Warpaint – “Warpaint

Warpaint always haunts me and my dreams. Full of dark layers and deep colors are what this band looks and sounds like to me these days. This album feels experimental and wildly cohesive among it’s many different sounds and shades.

Temples –”Sun Structures

I have to thank KCRW DJ Travis Holcombe for sharing “Shelter Song” with me in early 2013. I was hooked and probably listened to it 20 times in a row instantly.

Temples are rooted in 60’s UK and are unashamed. Indeed their modern twist on a classic sound celebrates minor chords and sunlight, but always with an edge.

De Lux – “Voyage

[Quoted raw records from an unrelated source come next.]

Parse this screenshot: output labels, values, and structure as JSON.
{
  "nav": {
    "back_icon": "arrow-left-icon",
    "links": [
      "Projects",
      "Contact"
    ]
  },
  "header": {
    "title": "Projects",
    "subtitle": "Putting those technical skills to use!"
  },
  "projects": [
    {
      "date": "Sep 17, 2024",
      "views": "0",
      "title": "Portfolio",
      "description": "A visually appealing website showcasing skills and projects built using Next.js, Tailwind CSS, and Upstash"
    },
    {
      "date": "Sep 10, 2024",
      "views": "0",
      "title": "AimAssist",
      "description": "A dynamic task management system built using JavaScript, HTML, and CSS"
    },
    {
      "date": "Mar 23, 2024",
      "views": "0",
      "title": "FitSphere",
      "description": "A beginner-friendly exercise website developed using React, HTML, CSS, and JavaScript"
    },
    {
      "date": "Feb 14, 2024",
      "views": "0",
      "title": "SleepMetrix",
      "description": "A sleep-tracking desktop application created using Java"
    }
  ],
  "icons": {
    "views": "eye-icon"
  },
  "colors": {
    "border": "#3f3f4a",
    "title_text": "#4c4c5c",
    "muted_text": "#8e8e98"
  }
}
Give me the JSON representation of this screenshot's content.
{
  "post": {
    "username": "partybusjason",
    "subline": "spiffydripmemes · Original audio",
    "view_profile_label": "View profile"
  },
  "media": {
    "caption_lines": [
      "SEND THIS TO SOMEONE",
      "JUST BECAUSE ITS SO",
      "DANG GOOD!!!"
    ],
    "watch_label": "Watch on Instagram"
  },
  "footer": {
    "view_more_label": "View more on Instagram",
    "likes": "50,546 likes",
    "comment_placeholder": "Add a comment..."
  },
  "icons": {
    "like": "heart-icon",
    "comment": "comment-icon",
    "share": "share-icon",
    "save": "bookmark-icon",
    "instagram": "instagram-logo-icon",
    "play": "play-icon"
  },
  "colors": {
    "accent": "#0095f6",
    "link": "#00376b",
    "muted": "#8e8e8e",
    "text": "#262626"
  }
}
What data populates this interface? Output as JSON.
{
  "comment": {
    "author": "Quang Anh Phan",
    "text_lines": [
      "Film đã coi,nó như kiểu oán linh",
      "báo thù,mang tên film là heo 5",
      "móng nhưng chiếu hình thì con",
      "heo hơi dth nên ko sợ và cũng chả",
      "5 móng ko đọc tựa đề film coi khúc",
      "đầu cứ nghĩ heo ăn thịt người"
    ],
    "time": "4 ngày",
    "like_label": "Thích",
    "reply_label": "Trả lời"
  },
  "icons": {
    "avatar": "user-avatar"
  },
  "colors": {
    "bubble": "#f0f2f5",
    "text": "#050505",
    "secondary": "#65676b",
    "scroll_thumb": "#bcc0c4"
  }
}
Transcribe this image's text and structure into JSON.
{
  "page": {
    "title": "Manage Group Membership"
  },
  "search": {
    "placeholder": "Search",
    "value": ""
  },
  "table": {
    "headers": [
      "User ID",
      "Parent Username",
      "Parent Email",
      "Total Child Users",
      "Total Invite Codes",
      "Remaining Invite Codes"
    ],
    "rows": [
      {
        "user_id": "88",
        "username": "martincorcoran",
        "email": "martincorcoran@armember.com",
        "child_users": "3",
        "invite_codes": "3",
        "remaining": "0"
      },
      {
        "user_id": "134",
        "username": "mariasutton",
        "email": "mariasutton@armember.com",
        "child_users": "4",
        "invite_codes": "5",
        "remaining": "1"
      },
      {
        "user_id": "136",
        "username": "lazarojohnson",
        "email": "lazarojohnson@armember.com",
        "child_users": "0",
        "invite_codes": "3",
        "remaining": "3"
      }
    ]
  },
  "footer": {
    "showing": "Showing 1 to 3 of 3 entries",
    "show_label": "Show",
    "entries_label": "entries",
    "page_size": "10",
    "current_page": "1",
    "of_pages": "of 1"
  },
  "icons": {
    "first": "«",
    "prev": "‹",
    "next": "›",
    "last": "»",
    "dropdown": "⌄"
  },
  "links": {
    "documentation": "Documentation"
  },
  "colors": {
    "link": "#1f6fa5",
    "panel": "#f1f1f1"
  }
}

I hate bands that sound derivative, but if you take the best of what someone did and use it in an original way, it lives on with a fresh perspective. Imagine old-school disco mixed with New Wave, late-’70s grit, and a shimmering edge.

Metronomy – “Love Letters

Every time the song “Love Letters” breaks out of the intro, I instantly feel better. This has been my summer jam. The combination of pop songwriting and electronics with an oh so light touch that doesn’t take itself to seriously is perfect on “The Upsetter”.

Dan Croll -“Sweet Disarray

UK artist Dan Croll took me by surprise when I had the chance to meet him. His earnest, bookish demeanor completely belied the shimmering, synth-heavy pop that came out of the speakers. Keyboards with a hint of African rhythms and heavily effervescent vocals add to the sound and “Sweet Disarray” of his debut.

WHAT?! – William Onyeabor Remixed
Ray Lamontagne —Supernova
Jose James – “While You Were Sleeping”
Badbadnotgood “III”
Stephen Malkmus & The Jicks – “Wig Out at Jagbags
Fink“Hard Believer”
Damien Jurado“Brothers and Sisters of the Eternal Son”
Beck“Morning Phase”
St. Vincent“St. Vincent”

Albums to look out for in the coming months:

Liam Bailey
Benjamin Booker
The Acid